Picnicking staples: le vin, le pain, le paté! (Kari Geltemeyer)
The medieval gardens at the Museum of the Middle Ages
The institution of the picnic dates back to medieval Europe, when outdoor feasts were served before hunting, so what better place to have a picnic than where it all began? The medieval-inspired gardens beside the Musée National du Moyen Age, right in the heart of the Latin quarter, offer a tranquil haven from the bustling Boulevard Saint Germain. Split into three sections, the names of the gardens sound like something straight out of King Arthur. Past the ‘carpet of a thousand flowers’ and through the ‘sunken lane’ you come to a courtyard headed by a silver reed fountain. Within lie a quartet of square gardens with period-inspired themes: a medicinal garden, a celestial garden, a vegetable patch and a garden of love. When it comes time to unpack your basket, head beyond the courtyard to the shady glades of the ‘unicorn forest.’ Hidden behind a woven wicker fence, medieval plants like hazel, elder, holly and medlar reign supreme here. Through the ‘forest’ you can even glimpse the ruins of the only remaining Roman baths in Paris.
Musée du Moyen Age. 1 rue de Cluny, Metro: Cluny la Sorbonne (line 10)

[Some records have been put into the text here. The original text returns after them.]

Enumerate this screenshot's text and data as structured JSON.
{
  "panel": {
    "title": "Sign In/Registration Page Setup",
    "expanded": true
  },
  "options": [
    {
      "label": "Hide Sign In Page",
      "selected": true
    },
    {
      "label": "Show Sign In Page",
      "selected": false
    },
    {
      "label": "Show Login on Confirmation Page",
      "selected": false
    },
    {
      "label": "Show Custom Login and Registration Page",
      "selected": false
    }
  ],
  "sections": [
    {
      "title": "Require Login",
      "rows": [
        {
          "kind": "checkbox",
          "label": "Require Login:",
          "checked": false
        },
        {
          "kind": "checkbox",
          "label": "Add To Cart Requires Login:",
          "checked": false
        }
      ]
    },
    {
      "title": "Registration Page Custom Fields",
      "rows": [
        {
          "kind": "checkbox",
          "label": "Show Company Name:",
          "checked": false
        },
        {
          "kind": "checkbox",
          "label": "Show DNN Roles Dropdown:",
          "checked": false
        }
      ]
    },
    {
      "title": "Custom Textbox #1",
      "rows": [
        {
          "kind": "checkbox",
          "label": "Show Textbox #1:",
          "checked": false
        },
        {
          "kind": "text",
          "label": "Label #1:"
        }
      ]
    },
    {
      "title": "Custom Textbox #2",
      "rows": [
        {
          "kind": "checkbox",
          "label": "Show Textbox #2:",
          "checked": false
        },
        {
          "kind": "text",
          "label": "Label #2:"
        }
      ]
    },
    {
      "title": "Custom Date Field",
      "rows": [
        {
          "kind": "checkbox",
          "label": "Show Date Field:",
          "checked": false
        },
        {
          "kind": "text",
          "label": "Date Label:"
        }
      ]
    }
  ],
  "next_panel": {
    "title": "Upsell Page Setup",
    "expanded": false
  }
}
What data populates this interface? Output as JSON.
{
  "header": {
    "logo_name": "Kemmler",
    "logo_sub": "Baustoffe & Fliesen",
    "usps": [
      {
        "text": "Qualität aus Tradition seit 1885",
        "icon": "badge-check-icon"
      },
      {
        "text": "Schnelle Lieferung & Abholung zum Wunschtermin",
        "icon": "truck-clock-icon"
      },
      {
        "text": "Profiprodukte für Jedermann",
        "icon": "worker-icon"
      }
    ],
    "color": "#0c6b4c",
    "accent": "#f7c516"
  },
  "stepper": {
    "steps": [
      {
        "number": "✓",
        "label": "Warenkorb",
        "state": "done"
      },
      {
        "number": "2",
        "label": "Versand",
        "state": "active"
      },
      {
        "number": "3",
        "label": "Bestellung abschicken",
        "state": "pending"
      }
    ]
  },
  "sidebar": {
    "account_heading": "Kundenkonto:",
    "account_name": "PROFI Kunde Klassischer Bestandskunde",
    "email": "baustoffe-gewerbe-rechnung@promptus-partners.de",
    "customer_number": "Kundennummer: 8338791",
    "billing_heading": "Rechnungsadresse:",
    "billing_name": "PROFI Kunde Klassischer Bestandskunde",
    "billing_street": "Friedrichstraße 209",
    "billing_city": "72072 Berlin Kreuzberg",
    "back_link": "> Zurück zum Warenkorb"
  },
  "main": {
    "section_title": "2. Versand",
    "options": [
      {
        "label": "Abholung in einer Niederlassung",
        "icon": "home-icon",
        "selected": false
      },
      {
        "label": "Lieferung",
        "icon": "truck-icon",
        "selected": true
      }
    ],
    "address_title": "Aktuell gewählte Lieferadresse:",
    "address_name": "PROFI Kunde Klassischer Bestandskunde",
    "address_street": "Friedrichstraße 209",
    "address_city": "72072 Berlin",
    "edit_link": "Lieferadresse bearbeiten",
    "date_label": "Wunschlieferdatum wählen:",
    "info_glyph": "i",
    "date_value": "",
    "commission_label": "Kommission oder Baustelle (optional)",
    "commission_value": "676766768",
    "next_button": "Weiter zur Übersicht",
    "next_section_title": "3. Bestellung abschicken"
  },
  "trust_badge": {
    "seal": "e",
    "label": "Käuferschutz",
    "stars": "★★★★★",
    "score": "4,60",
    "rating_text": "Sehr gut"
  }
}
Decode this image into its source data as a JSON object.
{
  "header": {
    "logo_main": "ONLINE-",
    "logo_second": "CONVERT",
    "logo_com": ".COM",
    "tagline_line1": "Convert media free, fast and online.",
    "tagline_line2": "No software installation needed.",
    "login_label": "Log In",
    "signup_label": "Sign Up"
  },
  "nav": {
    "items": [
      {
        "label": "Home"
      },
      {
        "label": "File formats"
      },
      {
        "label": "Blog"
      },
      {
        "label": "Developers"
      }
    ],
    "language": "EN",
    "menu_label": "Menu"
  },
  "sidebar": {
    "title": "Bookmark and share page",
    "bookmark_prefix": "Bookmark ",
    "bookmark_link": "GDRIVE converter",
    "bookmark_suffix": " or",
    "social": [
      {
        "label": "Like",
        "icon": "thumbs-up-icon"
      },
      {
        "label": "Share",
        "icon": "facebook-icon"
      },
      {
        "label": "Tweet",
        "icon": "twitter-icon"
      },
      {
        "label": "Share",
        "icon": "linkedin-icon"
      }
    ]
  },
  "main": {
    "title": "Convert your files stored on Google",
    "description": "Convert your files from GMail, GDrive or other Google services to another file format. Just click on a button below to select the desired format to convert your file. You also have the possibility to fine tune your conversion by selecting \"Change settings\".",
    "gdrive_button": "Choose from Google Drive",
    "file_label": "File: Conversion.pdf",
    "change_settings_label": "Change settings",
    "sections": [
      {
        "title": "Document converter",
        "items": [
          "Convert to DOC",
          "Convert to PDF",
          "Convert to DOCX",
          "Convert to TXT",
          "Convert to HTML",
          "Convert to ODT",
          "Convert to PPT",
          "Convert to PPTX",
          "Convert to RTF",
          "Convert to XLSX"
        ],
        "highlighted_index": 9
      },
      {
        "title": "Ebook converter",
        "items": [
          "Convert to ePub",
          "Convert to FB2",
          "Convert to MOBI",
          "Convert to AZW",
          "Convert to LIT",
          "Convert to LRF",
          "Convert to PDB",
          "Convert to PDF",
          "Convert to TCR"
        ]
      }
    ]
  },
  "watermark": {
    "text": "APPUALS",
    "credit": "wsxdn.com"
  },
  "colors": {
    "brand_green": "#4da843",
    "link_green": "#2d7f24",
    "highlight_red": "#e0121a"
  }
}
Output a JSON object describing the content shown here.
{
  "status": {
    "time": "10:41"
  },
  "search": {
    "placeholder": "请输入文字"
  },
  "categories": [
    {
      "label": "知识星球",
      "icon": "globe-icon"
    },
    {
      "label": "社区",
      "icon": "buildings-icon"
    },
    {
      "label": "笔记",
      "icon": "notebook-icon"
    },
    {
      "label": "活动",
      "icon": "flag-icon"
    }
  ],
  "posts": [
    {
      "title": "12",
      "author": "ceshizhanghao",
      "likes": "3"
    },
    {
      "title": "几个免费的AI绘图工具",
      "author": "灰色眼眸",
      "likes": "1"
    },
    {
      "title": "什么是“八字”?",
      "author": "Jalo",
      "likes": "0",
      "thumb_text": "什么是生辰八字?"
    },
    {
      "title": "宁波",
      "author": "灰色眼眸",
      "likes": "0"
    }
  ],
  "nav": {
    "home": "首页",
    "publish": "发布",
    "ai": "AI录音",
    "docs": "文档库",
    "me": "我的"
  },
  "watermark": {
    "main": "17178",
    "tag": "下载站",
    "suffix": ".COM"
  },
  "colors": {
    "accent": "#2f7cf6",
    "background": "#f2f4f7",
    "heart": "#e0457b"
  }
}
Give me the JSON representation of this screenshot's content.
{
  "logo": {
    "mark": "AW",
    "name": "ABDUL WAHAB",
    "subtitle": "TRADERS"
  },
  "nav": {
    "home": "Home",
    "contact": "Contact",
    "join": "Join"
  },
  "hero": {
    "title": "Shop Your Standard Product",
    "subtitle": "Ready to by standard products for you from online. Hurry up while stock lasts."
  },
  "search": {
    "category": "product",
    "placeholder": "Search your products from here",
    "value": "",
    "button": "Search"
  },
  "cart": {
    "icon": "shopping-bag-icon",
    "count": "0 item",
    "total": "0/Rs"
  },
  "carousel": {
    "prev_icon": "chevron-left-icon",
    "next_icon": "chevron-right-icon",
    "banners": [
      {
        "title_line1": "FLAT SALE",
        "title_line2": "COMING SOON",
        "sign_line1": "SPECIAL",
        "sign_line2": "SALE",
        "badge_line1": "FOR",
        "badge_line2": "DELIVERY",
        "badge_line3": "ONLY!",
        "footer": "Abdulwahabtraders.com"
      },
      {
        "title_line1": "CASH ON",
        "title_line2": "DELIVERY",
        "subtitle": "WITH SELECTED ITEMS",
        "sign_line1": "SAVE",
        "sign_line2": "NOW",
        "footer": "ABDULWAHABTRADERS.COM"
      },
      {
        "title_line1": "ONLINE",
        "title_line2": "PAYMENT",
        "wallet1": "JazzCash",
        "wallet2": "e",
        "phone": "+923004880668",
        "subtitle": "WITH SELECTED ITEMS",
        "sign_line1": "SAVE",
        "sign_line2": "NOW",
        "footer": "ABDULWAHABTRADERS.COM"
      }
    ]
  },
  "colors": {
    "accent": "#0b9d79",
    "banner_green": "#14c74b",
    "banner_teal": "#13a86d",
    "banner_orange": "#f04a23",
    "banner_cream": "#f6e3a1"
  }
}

Gardens of Cluny museum – Erica Berman
Continue Reading »
Posted in Food, Parisian Living | 7 Comments »